MAKASSAR, Indonesia – For a second day, searchers failed to locate a plane with 10 people on board that went missing in eastern Indonesia, officials said Sunday.
The search for the DHC-5 Twin Otter turboprop plane, owned by the Aviastar Mandiri airline, was again hindered by bad weather and rough terrain, said Henry Bambang Soelistyo, the head of Indonesia's National Search and Rescue Agency.
The plane lost contact with air traffic controllers 11 minutes after taking off in good weather Friday from Masamba in South Sulawesi province. It was on a routine flight to Makassar, the provincial capital, carrying three crew members and seven passengers, including three children. No distress signal was received.
"Today search have not yet produced any result as expected although we have expanded the search area," Soelistyo said. "I myself have checked locations reported by the locals, but we found nothing."
Two aircraft and two helicopters combed areas around the location where the missing plane was believed to have made the last contact and areas where villagers allegedly heard or spotted the plane before it went missing, said Ivan Ahmad Titus, the agency's operation director.
Soelistyo said the plane may not have been equipped with an emergency locator transmitter, a device attached to the so-called black boxes, which emits a signal indicating its position. Director General of Air Transportation Suprasetyo said officials were investigating that possibility.
Monday's aerial search would focus on the sea, while on the ground, soldiers and policemen would search along the 150-mile route of the Masamba-Makassar flight.
The 1981 Canadian-made plane joined Aviastar in January 2014 and underwent its most recent maintenance on Sept. 15.

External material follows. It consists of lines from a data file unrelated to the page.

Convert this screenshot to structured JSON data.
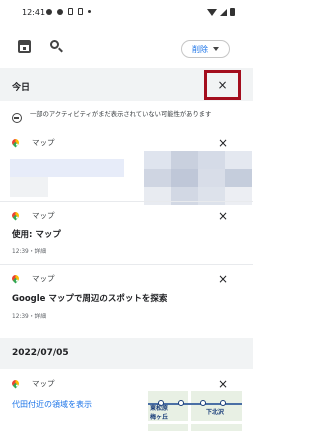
{
  "status_bar": {
    "time": "12:41"
  },
  "header": {
    "delete_menu_label": "削除"
  },
  "sections": {
    "today": {
      "title": "今日"
    },
    "dated": {
      "title": "2022/07/05"
    }
  },
  "notice": {
    "text": "一部のアクティビティがまだ表示されていない可能性があります"
  },
  "cards": [
    {
      "app_name": "マップ",
      "image": "blurred-thumbnail"
    },
    {
      "app_name": "マップ",
      "title": "使用: マップ",
      "meta": "12:39・詳細"
    },
    {
      "app_name": "マップ",
      "title": "Google マップで周辺のスポットを探索",
      "meta": "12:39・詳細"
    },
    {
      "app_name": "マップ",
      "link": "代田付近の領域を表示",
      "map_labels": [
        "東松原",
        "梅ヶ丘",
        "下北沢"
      ]
    }
  ],
  "colors": {
    "accent_blue": "#1a73e8",
    "highlight_red": "#a30d1d",
    "section_bg": "#f1f3f4"
  },
  "icons": {
    "close": "×"
  }
}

Indonesia, a sprawling archipelago nation of about 250 million people, has been plagued by transportation accidents in recent years, including plane and train crashes and ferry sinkings. It is one of Asia's most rapidly expanding airline markets, but is struggling to obtain qualified pilots, mechanics, air traffic controllers and modern airport technology.